Launched in April, the new Trek Clothing takes their cycling kit efforts up a notch, with sustainable fabric selections, higher performance fits, and solid styling.
We’ve been checking out the top-level RSL jersey and an assortment of the bibs and socks, which all mostly go together letting you mix and match to put your money where your priorities lie. Overall we really like it, here’s the details…
I was excited to take the Trek gear out of its packaging (or lack thereof). We received the RSL Jersey, Velocis bib short, Circuit jersey, Circuit short, and Race crew socks.
The material is very soft and shares many qualities of high-end cycling gear that I’ve worn over the years. The packaging is minimal, understated, and confident. It’s a nice change from piles of chamois pad sales fliers that can come with a new pair of shorts.
I like the color pallette for the pieces I received, black for the RSL/Velocis kit, and Dark Blue/Red for the Circuit kit. Colors are classic and look great with standard accessories.
On the bike
The fitted RSL jersey is a Pro-Fit, but the fabric is very stretchy, and the pockets allow for easy stuffing of food, jackets, or other ride gear. You might need the jacket when you leave the house because this jersey is shear; you can see the bib straps through the jersey – and the wind can see through it too.
This thin material is something that I would love to have in the summer, but can be tough to navigate now in the spring.
I found the kit comfortable on my rides, and the new Trek chamois is super nice. The chamois volume is minimal, which might look like it’d be too thin at first. But ultimately, it is not.
I even found myself reaching for this kit for indoor rides — that’s when I know I like a short.
The RSL/Velocis short combo is a great companion in super hot conditions. The jersey is super ventilated. The short echos that and adds supportive compression, something notable on longer days in the saddle.

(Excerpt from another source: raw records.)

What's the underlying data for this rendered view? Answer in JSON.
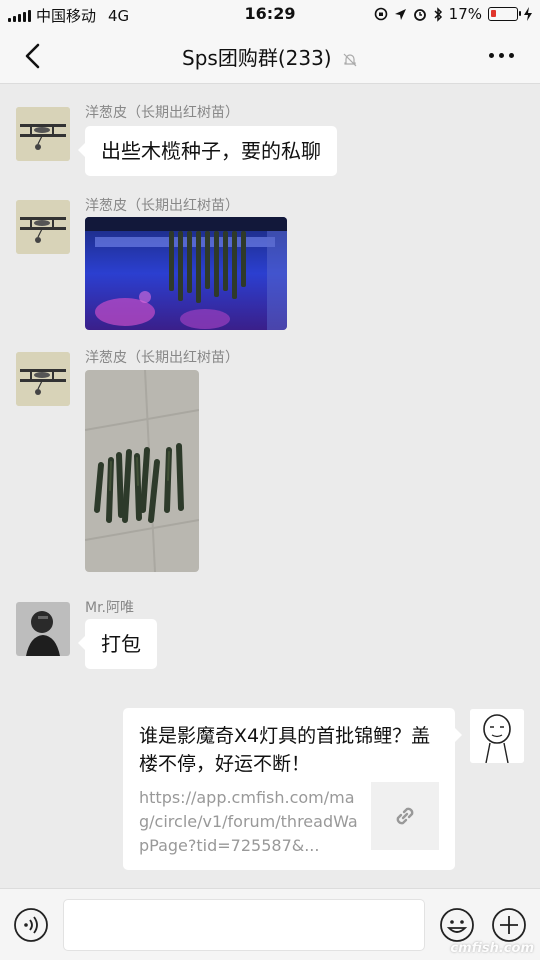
{
  "status_bar": {
    "carrier": "中国移动",
    "network": "4G",
    "time": "16:29",
    "battery_percent": "17%",
    "battery_level": 0.17
  },
  "nav": {
    "title": "Sps团购群(233)"
  },
  "messages": [
    {
      "sender": "洋葱皮（长期出红树苗）",
      "text": "出些木榄种子，要的私聊"
    },
    {
      "sender": "洋葱皮（长期出红树苗）"
    },
    {
      "sender": "洋葱皮（长期出红树苗）"
    },
    {
      "sender": "Mr.阿唯",
      "text": "打包"
    }
  ],
  "link_card": {
    "title": "谁是影魔奇X4灯具的首批锦鲤？盖楼不停，好运不断！",
    "url": "https://app.cmfish.com/mag/circle/v1/forum/threadWapPage?tid=725587&..."
  },
  "input_bar": {
    "voice_icon": "voice-icon",
    "emoji_icon": "emoji-icon",
    "plus_icon": "plus-icon"
  },
  "watermark": "cmfish.com",
  "colors": {
    "background": "#ebebeb",
    "bubble": "#ffffff",
    "battery_low": "#e0352b"
  }
}
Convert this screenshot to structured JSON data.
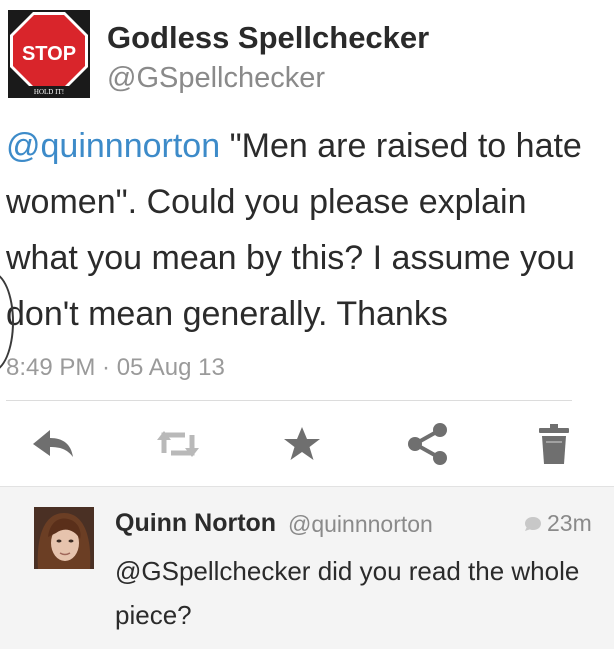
{
  "tweet": {
    "avatar_sign_text": "STOP",
    "avatar_caption": "HOLD IT!",
    "display_name": "Godless Spellchecker",
    "handle": "@GSpellchecker",
    "mention": "@quinnnorton",
    "body": " \"Men are raised to hate women\". Could you please explain what you mean by this? I assume you don't mean generally. Thanks",
    "timestamp": "8:49 PM · 05 Aug 13"
  },
  "actions": [
    {
      "name": "reply",
      "icon": "reply-arrow-icon"
    },
    {
      "name": "retweet",
      "icon": "retweet-icon"
    },
    {
      "name": "favorite",
      "icon": "star-icon"
    },
    {
      "name": "share",
      "icon": "share-icon"
    },
    {
      "name": "delete",
      "icon": "trash-icon"
    }
  ],
  "reply": {
    "display_name": "Quinn Norton",
    "handle": "@quinnnorton",
    "time": "23m",
    "text": "@GSpellchecker did you read the whole piece?"
  },
  "colors": {
    "mention": "#3d8bc9",
    "icon": "#6f6f6f",
    "stop_red": "#d9252b",
    "reply_bg": "#f4f4f4"
  }
}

The new Trek race crew socks are super solid, 5″ crew socks have a decent amount of compression, but not enough to be challenging getting them on. The socks are thin, but the construction seems robust enough to stand up to many washes. The performance is trustworthy so far, and so is the construction. Nothing worse than a sock that rips or deteriorates in the washer/dryer.
Switching from the RSL to the Circuit jersey, I quickly noticed the thicker fabric and grippers. This jersey is more of a long haul model, something you’ll likely have for many years and it’ll still look fresh.
The wide gripper on the front of the jersey keeps it from riding up, and the four pockets in the rear are a nice touch. The material does seem to pick up some debris and particles of dust more than the usual polyblend, though.
The Circuit bib shorts have a very familiar feel, the gripper is one I’ve seen on higher-end shorts, and the length is right on the money. They have a similar strap setup to the Velocis line with a thick-cut fabric emblazoned with the Trek logo. The straps are secure but not overly tight.
The back is a solid mesh construction with enough room for the lower back to breathe. The Circuit bibs have a different chamois, but the posterior feedback was the same as the Velocis — solid, you know… in a good way.
Parting thoughts on Trek’s return to cycling kits
Trek seems to have released a very impressive line of road clothing with a sustainable twist that doesn’t detract from the fabric’s hand or performance.
We look forward to seeing what additions Trek makes to this line with accessories and possible mountain bike gear in the future. Until then — I’ll be rolling the RSL on hot days and the Circuit for those long training days.